Livermore police experienced a 75% increase in thefts from June 14 to Aug. 12 — or 77 vehicles. Of those, 28 occurred during the first 30 days, and 49 in the second, Livermore police Officer Arturo Rosas said.
“The people who do this crime are roaming the Bay Area and taking advantage of whatever opportunity they get,” Rosas said.
Thieves who target catalytic converters are looking for an easy crime and a quick buck, police said. Catalytic converters are devices that utilize the precious metals rhodium, palladium and platinum to convert hazardous exhaust into less harmful fumes. The prices of those metals drive the market.
The website tradingeconomics.com reported that on Aug. 12, rhodium, a silver-white metallic element that is resistant to corrosion and is considered the rarest and most valuable precious metal in the world, was selling at $19,000 an ounce. Although still higher than most of last year, the price was down from a peak of $29,800 in January.
The site said the price should continue to rise because of the auto industry's demand to meet increasingly tough emissions standards around the world. A lack of investment in mines during recent decades also has driven up the price.
According to the website, platinum was selling at $1,021 an ounce, and palladium for $2,624 an ounce.
Typically, unscrupulous recyclers will pay $50 to $250 to a thief for a catalytic converter to get to the pricy metals, NICB said.
Unlike in the past when Toyota sport utility vehicles seemed to be the prime target because they proved to be easy victims, thieves now will go after any vehicles.
In Livermore, the top three vehicles targeted were Honda Accords, Ford trucks and sport utility vehicles, and Toyota Priuses, Rosas said. Hybrids, experts said, contain more precious metals in their catalytic converters than some other vehicles.
Thieves move quickly, sliding under cars and trucks, sawing the pipes and making off with devices in minutes, Mills said.
Car manufacturers haven’t done much to make them more difficult to steal, but some cage-like devices and security locks are available on the market to protect catalytic converters from theft, Mills said.
Some police agencies in the past have held free events to engrave identifying information on residents’ catalytic converters, so that if any are recovered during arrests, detectives can quickly link them to reported crimes. Otherwise, police cannot determine where the thieves obtained them. Nothing is currently planned in the Tri-Valley.
Schmidt said Dublin police work with surrounding agencies and the Alameda County Regional Auto Theft Task Force to share information, such as suspect vehicles in the hope of identifying groups carrying out the crimes.
“The main defense against these crimes is the community’s ability to recognize suspicious behavior and contact police,” Schmidt said. “Most neighborhoods know what vehicles and people reside in their community, and if something looks out of place, we need them to contact police.”
Rosas said Livermore officers are trained to look for saws and tools inside cars pulled over for traffic stops to curb the problem.
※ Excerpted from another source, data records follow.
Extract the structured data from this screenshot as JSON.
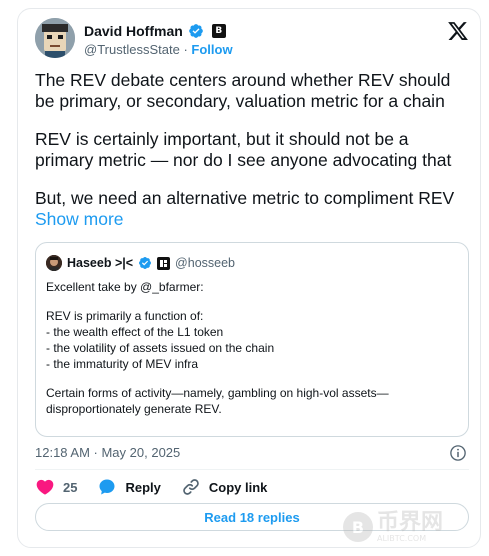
{
  "author": {
    "name": "David Hoffman",
    "handle": "@TrustlessState",
    "separator": "·",
    "follow_label": "Follow",
    "badge_letter": "B"
  },
  "post": {
    "paragraphs": [
      "The REV debate centers around whether REV should be primary, or secondary, valuation metric for a chain",
      "REV is certainly important, but it should not be a primary metric — nor do I see anyone advocating that"
    ],
    "last_paragraph": "But, we need an alternative metric to compliment REV",
    "show_more_label": "Show more"
  },
  "quote": {
    "name": "Haseeb >|<",
    "handle": "@hosseeb",
    "paragraphs": [
      "Excellent take by @_bfarmer:",
      "REV is primarily a function of:\n- the wealth effect of the L1 token\n- the volatility of assets issued on the chain\n- the immaturity of MEV infra",
      "Certain forms of activity—namely, gambling on high-vol assets—disproportionately generate REV."
    ]
  },
  "timestamp": "12:18 AM · May 20, 2025",
  "actions": {
    "likes_count": "25",
    "reply_label": "Reply",
    "copy_link_label": "Copy link"
  },
  "read_replies_label": "Read 18 replies",
  "watermark": {
    "text": "币界网",
    "sub": "ALIBTC.COM",
    "coin_letter": "B"
  },
  "colors": {
    "accent": "#1d9bf0",
    "like": "#f91880",
    "text": "#0f1419",
    "muted": "#536471"
  }
}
Through February, 18 states were evaluating legislative ways to stem the theft problem, the NICB said. In 2009, California enacted a law that requires business owners who process individual vehicle parts to keep records of each sale or purchase of a catalytic converter, including the seller’s name and driver’s license number.
To avoid becoming a victim, police suggest parking in a garage or secured parking area, installing a motion sensor light near your car, or installing an anti-theft device. Thieves aren’t likely to take the extra time they would need and would move on to another vehicle.
Higby, who uses her sport utility vehicle to transport her three foster children to doctors and other appointments, said she and her husband are considering installing protection so they are not victimized again.
“This is a big hunk of money. I can’t keep turning around and doing that if somebody decides to do that again,” she said. “I really wish that they could think about the impact that they have on a family by doing something like that.”